* DATASET EXCERPTS:
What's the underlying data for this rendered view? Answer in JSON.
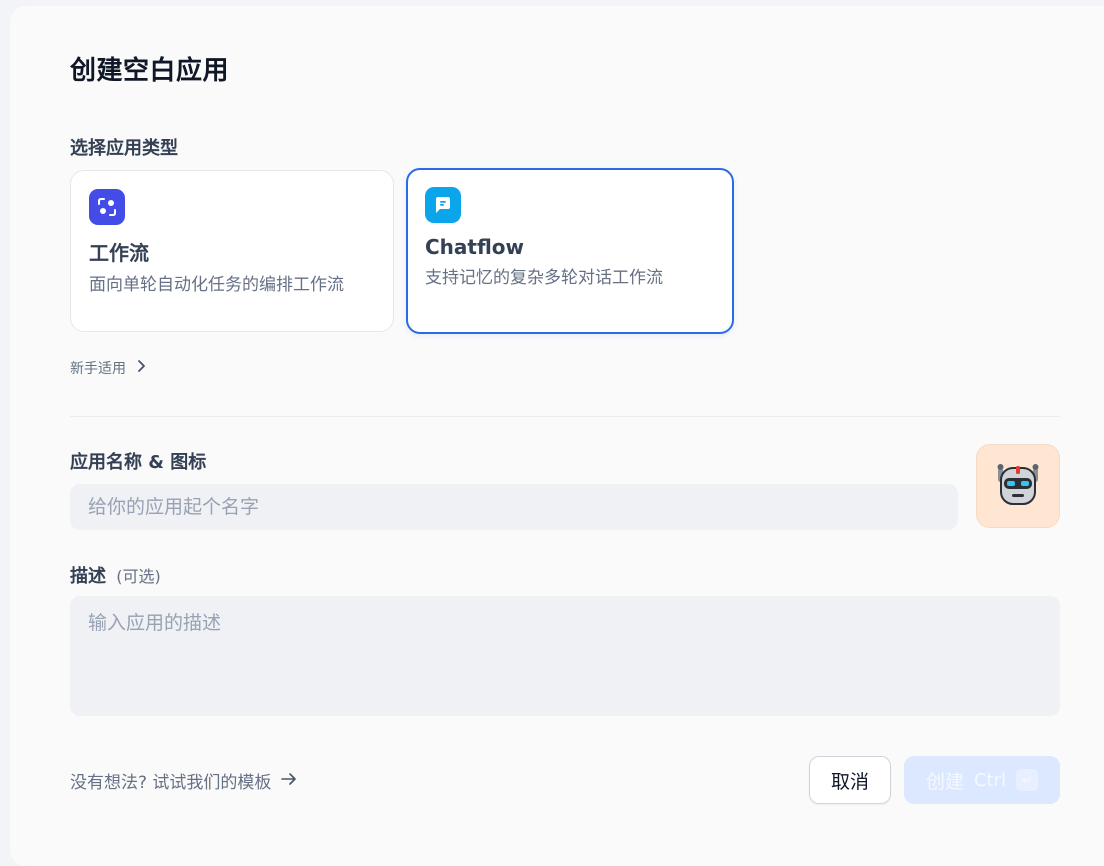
{
  "dialog": {
    "title": "创建空白应用"
  },
  "app_type": {
    "label": "选择应用类型",
    "options": [
      {
        "name": "工作流",
        "description": "面向单轮自动化任务的编排工作流",
        "icon": "workflow-icon",
        "icon_color": "#444ce7",
        "selected": false
      },
      {
        "name": "Chatflow",
        "description": "支持记忆的复杂多轮对话工作流",
        "icon": "chatflow-icon",
        "icon_color": "#0ba5ec",
        "selected": true
      }
    ],
    "beginner_link": "新手适用"
  },
  "name_icon": {
    "label": "应用名称 & 图标",
    "name_placeholder": "给你的应用起个名字",
    "name_value": "",
    "avatar_icon": "robot-icon",
    "avatar_bg": "#ffe6d2"
  },
  "description": {
    "label": "描述",
    "optional": "(可选)",
    "placeholder": "输入应用的描述",
    "value": ""
  },
  "footer": {
    "template_link": "没有想法? 试试我们的模板",
    "cancel_label": "取消",
    "create_label": "创建",
    "shortcut_ctrl": "Ctrl",
    "shortcut_enter": "↵"
  },
  "colors": {
    "accent": "#2d6be6",
    "create_button_disabled": "#dce8ff"
  }
}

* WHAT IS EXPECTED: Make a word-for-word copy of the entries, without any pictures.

* EXPECTED ANSWER:
What's the underlying data for this rendered view? Answer in JSON.
{
  "dialog": {
    "title": "创建空白应用"
  },
  "app_type": {
    "label": "选择应用类型",
    "options": [
      {
        "name": "工作流",
        "description": "面向单轮自动化任务的编排工作流",
        "icon": "workflow-icon",
        "icon_color": "#444ce7",
        "selected": false
      },
      {
        "name": "Chatflow",
        "description": "支持记忆的复杂多轮对话工作流",
        "icon": "chatflow-icon",
        "icon_color": "#0ba5ec",
        "selected": true
      }
    ],
    "beginner_link": "新手适用"
  },
  "name_icon": {
    "label": "应用名称 & 图标",
    "name_placeholder": "给你的应用起个名字",
    "name_value": "",
    "avatar_icon": "robot-icon",
    "avatar_bg": "#ffe6d2"
  },
  "description": {
    "label": "描述",
    "optional": "(可选)",
    "placeholder": "输入应用的描述",
    "value": ""
  },
  "footer": {
    "template_link": "没有想法? 试试我们的模板",
    "cancel_label": "取消",
    "create_label": "创建",
    "shortcut_ctrl": "Ctrl",
    "shortcut_enter": "↵"
  },
  "colors": {
    "accent": "#2d6be6",
    "create_button_disabled": "#dce8ff"
  }
}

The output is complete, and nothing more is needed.